In the city of Chartres, 55 miles southwest of Paris, Our Lady is honored under three titles, among them, “Sous Terre Viergo” or “Our Lady of the Underground”.  All three titles have their origin at the spot today occupied by the Cathedral of Chartres.

On the spot where the Cathedral of Chartres now stands, the Druids raised a prophetic statue of a virgin, and called it Virgini Pariturae (virgin who would bear a son).  The Druids were a fraternity of priests, religious teachers and judges who ruled the Celtic inhabitants of ancient Gaul (France now), Britain and Ireland.  They did everything they could to uphold the national cause against the Roman conquerors and urged the people to rebel.  Tiberius, Emperor from 14 A.D. to 37 A.D., and Claudius, Emperor from 41 A.D. to 54 A.D., deemed it necessary to officially forbid the practice of the Druid religion.  At the time Julius Caesar was in Gaul (58-49, B.C.) the Druids had a place of worship at Chartres, and even then, they had an altar in a grotto on a hill now occupied by the Cathedral; this altar was dedicated to the “Virgin who would bring forth a son” – traditionally also at that grotto there was a wooden statue to this (Pagan) virgin.  The shrine of Notre Dame de Sous-Terre, is built on what was probably the oldest dedicated shrine to Our Blessed Lady anywhere in the world. In fact the shrine is even ‘pre-Christian’, being as it is the site of an original pagan temple from before the birth of Christ!

It is natural to wonder where the Druids got the idea of this virgin.  There are several theories on the idea; they might have learned it from the Jews, who, after the conquests of Alexander scattered all over the earth [or they may have been a segment of the Jews themselves who kept their prophecies and traditions with them]; they might have received it from a revelation direct from God; they may have gotten it from ancient tradition running back to the early patriarchs and prophets.
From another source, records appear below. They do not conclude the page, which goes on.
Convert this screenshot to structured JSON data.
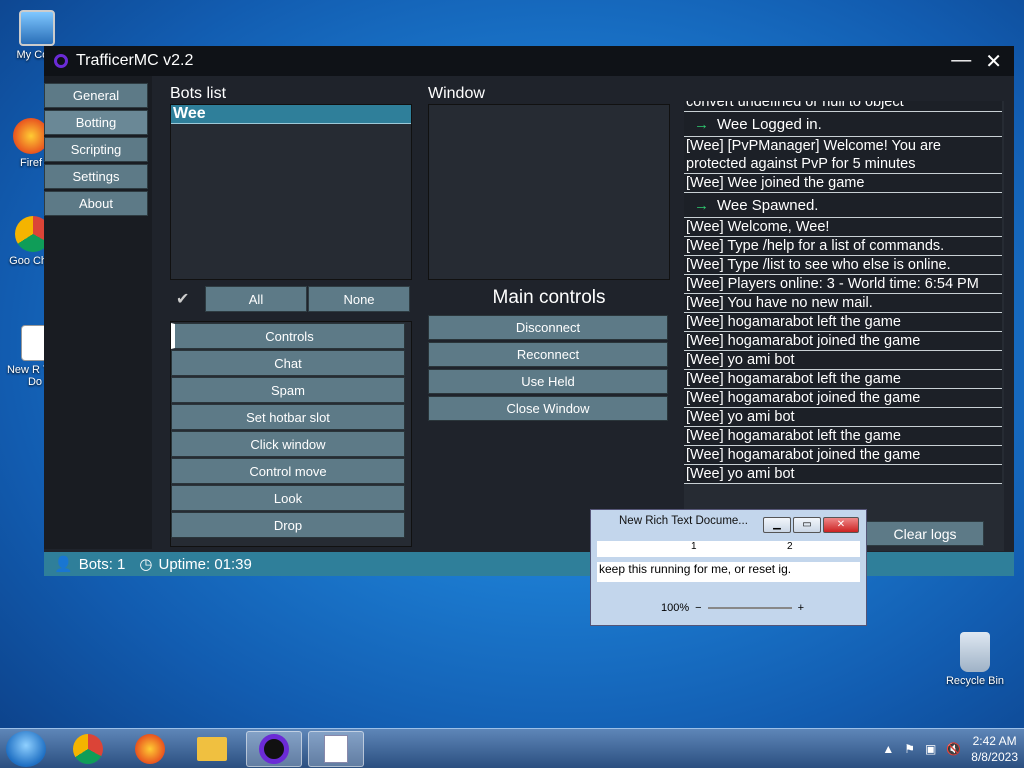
{
  "desktop": {
    "icons": [
      {
        "label": "My Com",
        "icon": "computer-icon"
      },
      {
        "label": "Firef",
        "icon": "firefox-icon"
      },
      {
        "label": "Goo Chro",
        "icon": "chrome-icon"
      },
      {
        "label": "New R Text Do",
        "icon": "document-icon"
      },
      {
        "label": "Recycle Bin",
        "icon": "recycle-bin-icon"
      }
    ]
  },
  "app": {
    "title": "TrafficerMC v2.2",
    "minimize": "—",
    "close": "✕",
    "nav": [
      "General",
      "Botting",
      "Scripting",
      "Settings",
      "About"
    ],
    "bots_list_label": "Bots list",
    "bots": [
      "Wee"
    ],
    "window_label": "Window",
    "all_label": "All",
    "none_label": "None",
    "commands": [
      "Controls",
      "Chat",
      "Spam",
      "Set hotbar slot",
      "Click window",
      "Control move",
      "Look",
      "Drop"
    ],
    "main_controls_label": "Main controls",
    "main_controls": [
      "Disconnect",
      "Reconnect",
      "Use Held",
      "Close Window"
    ],
    "logs": [
      {
        "text": "convert undefined or null to object",
        "type": "text"
      },
      {
        "text": "Wee Logged in.",
        "type": "event",
        "icon": "→"
      },
      {
        "text": "[Wee] [PvPManager] Welcome! You are protected against PvP for 5 minutes",
        "type": "text"
      },
      {
        "text": "[Wee] Wee joined the game",
        "type": "text"
      },
      {
        "text": "Wee Spawned.",
        "type": "event",
        "icon": "→"
      },
      {
        "text": "[Wee] Welcome, Wee!",
        "type": "text"
      },
      {
        "text": "[Wee] Type /help for a list of commands.",
        "type": "text"
      },
      {
        "text": "[Wee] Type /list to see who else is online.",
        "type": "text"
      },
      {
        "text": "[Wee] Players online: 3 - World time: 6:54 PM",
        "type": "text"
      },
      {
        "text": "[Wee] You have no new mail.",
        "type": "text"
      },
      {
        "text": "[Wee] hogamarabot left the game",
        "type": "text"
      },
      {
        "text": "[Wee] hogamarabot joined the game",
        "type": "text"
      },
      {
        "text": "[Wee] yo ami bot",
        "type": "text"
      },
      {
        "text": "[Wee] hogamarabot left the game",
        "type": "text"
      },
      {
        "text": "[Wee] hogamarabot joined the game",
        "type": "text"
      },
      {
        "text": "[Wee] yo ami bot",
        "type": "text"
      },
      {
        "text": "[Wee] hogamarabot left the game",
        "type": "text"
      },
      {
        "text": "[Wee] hogamarabot joined the game",
        "type": "text"
      },
      {
        "text": "[Wee] yo ami bot",
        "type": "text"
      }
    ],
    "clear_logs": "Clear logs",
    "status": {
      "bots": "Bots: 1",
      "uptime": "Uptime: 01:39"
    }
  },
  "wordpad": {
    "title": "New Rich Text Docume...",
    "ruler_marks": [
      "1",
      "2"
    ],
    "text": "keep this running for me, or reset ig.",
    "zoom": "100%",
    "zoom_out": "−",
    "zoom_in": "+"
  },
  "taskbar": {
    "apps": [
      "chrome-icon",
      "firefox-icon",
      "explorer-icon",
      "trafficermc-icon",
      "wordpad-icon"
    ],
    "time": "2:42 AM",
    "date": "8/8/2023"
  }
}
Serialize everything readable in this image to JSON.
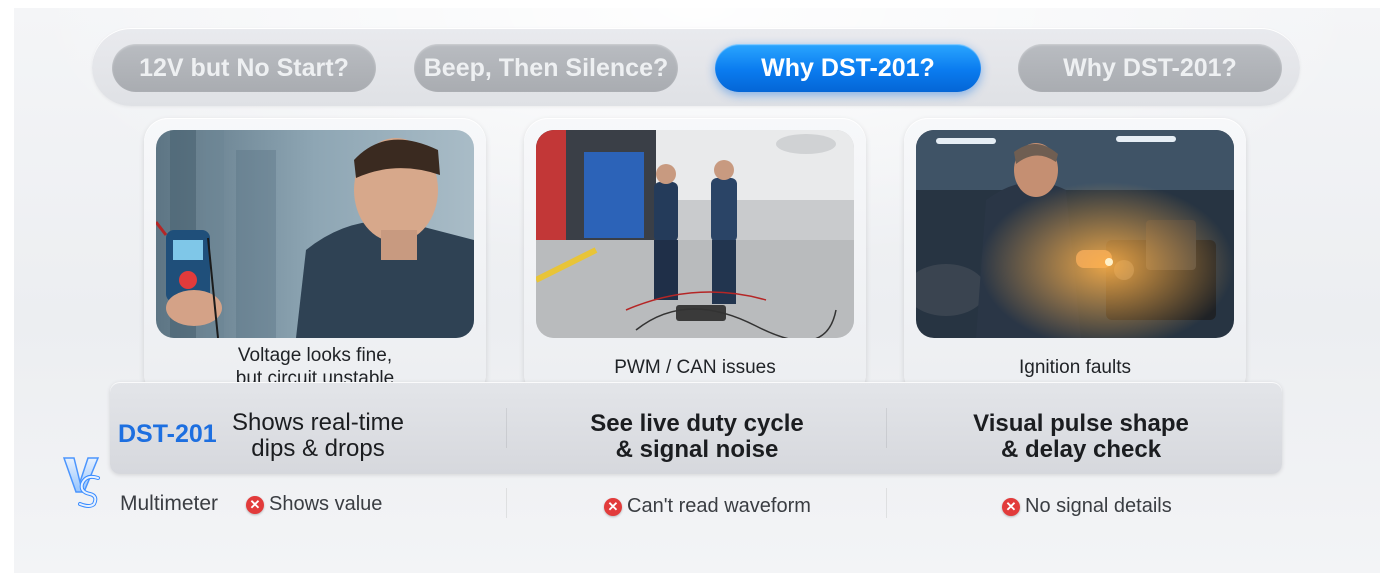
{
  "tabs": [
    {
      "label": "12V but No Start?",
      "active": false
    },
    {
      "label": "Beep, Then Silence?",
      "active": false
    },
    {
      "label": "Why DST-201?",
      "active": true
    },
    {
      "label": "Why DST-201?",
      "active": false
    }
  ],
  "cards": [
    {
      "caption": "Voltage looks fine,\nbut circuit unstable",
      "photo": "technician-with-multimeter-photo"
    },
    {
      "caption": "PWM / CAN issues",
      "photo": "technicians-testing-wiring-photo"
    },
    {
      "caption": "Ignition faults",
      "photo": "mechanic-at-engine-photo"
    }
  ],
  "comparison": {
    "brand_label": "DST-201",
    "vs_label": "VS",
    "dst_features": [
      "Shows real-time\ndips & drops",
      "See live duty cycle\n& signal noise",
      "Visual pulse shape\n& delay check"
    ],
    "multimeter_label": "Multimeter",
    "multimeter_features": [
      "Shows value",
      "Can't read waveform",
      "No signal details"
    ],
    "negative_icon": "red-x-icon"
  },
  "colors": {
    "accent": "#0a7bef",
    "brand_text": "#1d6fe0",
    "inactive_tab": "#aeb1b6",
    "negative": "#e23b3b"
  }
}
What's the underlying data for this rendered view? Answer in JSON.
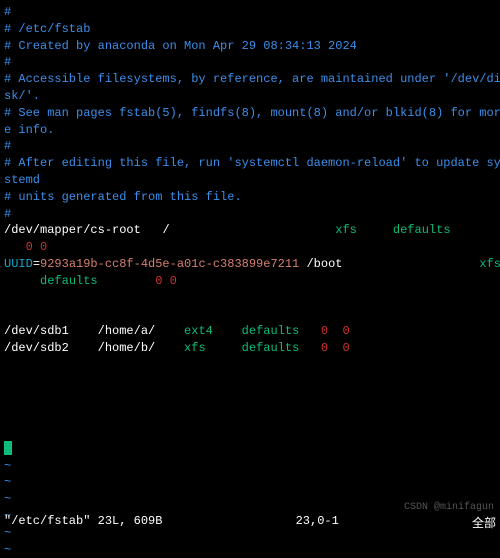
{
  "comments": {
    "l1": "#",
    "l2": "# /etc/fstab",
    "l3": "# Created by anaconda on Mon Apr 29 08:34:13 2024",
    "l4": "#",
    "l5": "# Accessible filesystems, by reference, are maintained under '/dev/di",
    "l6": "sk/'.",
    "l7": "# See man pages fstab(5), findfs(8), mount(8) and/or blkid(8) for mor",
    "l8": "e info.",
    "l9": "#",
    "l10": "# After editing this file, run 'systemctl daemon-reload' to update sy",
    "l11": "stemd",
    "l12": "# units generated from this file.",
    "l13": "#"
  },
  "entry1": {
    "device": "/dev/mapper/cs-root",
    "mount": "/",
    "fs": "xfs",
    "opts": "defaults",
    "d1": "0",
    "d2": "0"
  },
  "entry2": {
    "label": "UUID",
    "eq": "=",
    "uuid": "9293a19b-cc8f-4d5e-a01c-c383899e7211",
    "mount": "/boot",
    "fs": "xfs",
    "opts": "defaults",
    "d1": "0",
    "d2": "0"
  },
  "entry3": {
    "device": "/dev/sdb1",
    "mount": "/home/a/",
    "fs": "ext4",
    "opts": "defaults",
    "d1": "0",
    "d2": "0"
  },
  "entry4": {
    "device": "/dev/sdb2",
    "mount": "/home/b/",
    "fs": "xfs",
    "opts": "defaults",
    "d1": "0",
    "d2": "0"
  },
  "tilde": "~",
  "status": {
    "file": "\"/etc/fstab\" 23L, 609B",
    "pos": "23,0-1",
    "mode": "全部"
  },
  "watermark": "CSDN @minifagun"
}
As one old story goes, in the year 50 B.C., the Druids heard of Isaiah’s prophecy: “Therefore the Lord himself shall give you a sign. Behold a virgin shall conceive, and bear a son…” (Is. 7:14). They instinctively knew that this would be the one true God who would prove their old gods to be mere idols, and so they ordered a statue of this unknown virgin and child to be sculpted and placed on the altar.

Regardless of whence it came, it is certain that when the Christian missionaries arrived in Chartres, they found the ancient shrine there.  The Christian missionaries converted the shrine into one dedicated to the Virgin Mary, Mother of God.  All down the centuries, through building, fires, and rebuilding of the several churches, the original Druid grotto was called Our Lady of the Underground, since it was kept in the crypt (underground) of the Cathedral of Chartres.  In 1650, the grotto underground was walled up and, at that time, a small chapel was built close by the crypt, and the statue of Our Lady of the Underground was transferred to it.

In 1793, during the French Revolution, the revolutionists removed the statue and burned it, badly damaging the chapel.  In 1857 the underground shrine was restored and a new statue carved of stone placed in it.  So, Our Lady is still Our Lady of the Underground.  And how fitting today that she has such a title; for so many of our people who suffer under many dictatorships must certainly worship in secret, they are of the “underground”, so to say, and have a Mother also thus titled.


Notre Dame de Sous-Terre: the Blessed Virgin’s oldest shrine in Christendom?

“THE WOMAN IN ORBIT” – Compiled by Sister Manetta Lamberty, S.C.C. – Copyright 1966